> **TASK REQUIREMENTS**
The string "Venta" appears in some lines of the entries that follow; copy each such line.

> **SUPPLIED MATERIAL**
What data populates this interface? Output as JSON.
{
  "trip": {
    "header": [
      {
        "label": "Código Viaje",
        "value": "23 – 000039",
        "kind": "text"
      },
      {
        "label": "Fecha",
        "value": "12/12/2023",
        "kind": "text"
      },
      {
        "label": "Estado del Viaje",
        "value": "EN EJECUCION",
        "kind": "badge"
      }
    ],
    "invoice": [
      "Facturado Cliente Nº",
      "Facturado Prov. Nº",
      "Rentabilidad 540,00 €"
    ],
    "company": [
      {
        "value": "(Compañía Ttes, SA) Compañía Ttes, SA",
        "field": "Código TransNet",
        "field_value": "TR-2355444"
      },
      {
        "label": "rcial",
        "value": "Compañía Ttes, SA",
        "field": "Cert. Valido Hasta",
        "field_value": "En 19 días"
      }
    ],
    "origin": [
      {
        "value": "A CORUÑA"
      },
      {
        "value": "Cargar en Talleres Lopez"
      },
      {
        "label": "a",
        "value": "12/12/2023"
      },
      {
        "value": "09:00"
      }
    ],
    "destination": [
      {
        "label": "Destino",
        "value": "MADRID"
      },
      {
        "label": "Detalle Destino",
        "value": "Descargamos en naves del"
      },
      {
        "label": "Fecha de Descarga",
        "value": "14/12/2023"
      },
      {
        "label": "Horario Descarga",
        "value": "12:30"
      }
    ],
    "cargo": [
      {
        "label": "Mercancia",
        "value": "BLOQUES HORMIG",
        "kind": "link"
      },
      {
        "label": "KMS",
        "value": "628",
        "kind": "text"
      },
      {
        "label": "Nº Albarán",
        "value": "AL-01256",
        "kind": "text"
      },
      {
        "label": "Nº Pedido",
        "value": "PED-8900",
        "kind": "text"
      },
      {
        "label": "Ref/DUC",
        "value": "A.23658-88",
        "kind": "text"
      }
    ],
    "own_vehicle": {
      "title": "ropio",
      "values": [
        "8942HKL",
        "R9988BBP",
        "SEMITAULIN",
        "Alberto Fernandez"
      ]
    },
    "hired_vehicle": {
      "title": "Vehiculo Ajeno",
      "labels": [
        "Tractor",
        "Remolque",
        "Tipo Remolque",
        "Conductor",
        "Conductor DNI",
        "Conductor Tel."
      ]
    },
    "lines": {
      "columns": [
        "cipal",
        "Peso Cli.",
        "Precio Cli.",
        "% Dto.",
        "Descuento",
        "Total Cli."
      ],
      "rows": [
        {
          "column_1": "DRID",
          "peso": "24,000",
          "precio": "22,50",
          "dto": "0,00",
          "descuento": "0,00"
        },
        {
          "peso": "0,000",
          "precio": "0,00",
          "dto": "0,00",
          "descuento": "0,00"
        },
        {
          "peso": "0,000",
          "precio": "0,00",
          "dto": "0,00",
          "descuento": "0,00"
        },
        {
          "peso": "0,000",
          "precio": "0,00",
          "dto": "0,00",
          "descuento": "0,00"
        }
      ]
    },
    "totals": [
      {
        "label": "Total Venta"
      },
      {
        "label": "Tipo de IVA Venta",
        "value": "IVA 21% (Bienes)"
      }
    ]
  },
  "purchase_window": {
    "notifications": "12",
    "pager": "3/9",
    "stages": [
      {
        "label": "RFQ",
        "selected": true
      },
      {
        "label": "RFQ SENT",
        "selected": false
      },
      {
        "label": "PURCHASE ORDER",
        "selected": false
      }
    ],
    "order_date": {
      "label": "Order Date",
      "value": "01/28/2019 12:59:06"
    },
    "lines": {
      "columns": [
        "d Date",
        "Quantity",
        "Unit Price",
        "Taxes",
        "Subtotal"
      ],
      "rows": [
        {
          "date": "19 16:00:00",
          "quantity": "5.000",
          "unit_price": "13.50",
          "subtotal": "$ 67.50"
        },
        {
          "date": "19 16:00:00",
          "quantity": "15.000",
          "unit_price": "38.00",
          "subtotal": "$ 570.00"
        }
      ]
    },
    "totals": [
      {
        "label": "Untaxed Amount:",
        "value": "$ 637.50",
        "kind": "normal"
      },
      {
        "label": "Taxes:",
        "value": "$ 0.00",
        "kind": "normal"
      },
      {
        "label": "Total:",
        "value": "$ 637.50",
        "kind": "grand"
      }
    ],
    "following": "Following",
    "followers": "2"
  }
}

> **WRITTEN SOLUTION**
        "label": "Total Venta"
        "label": "Tipo de IVA Venta",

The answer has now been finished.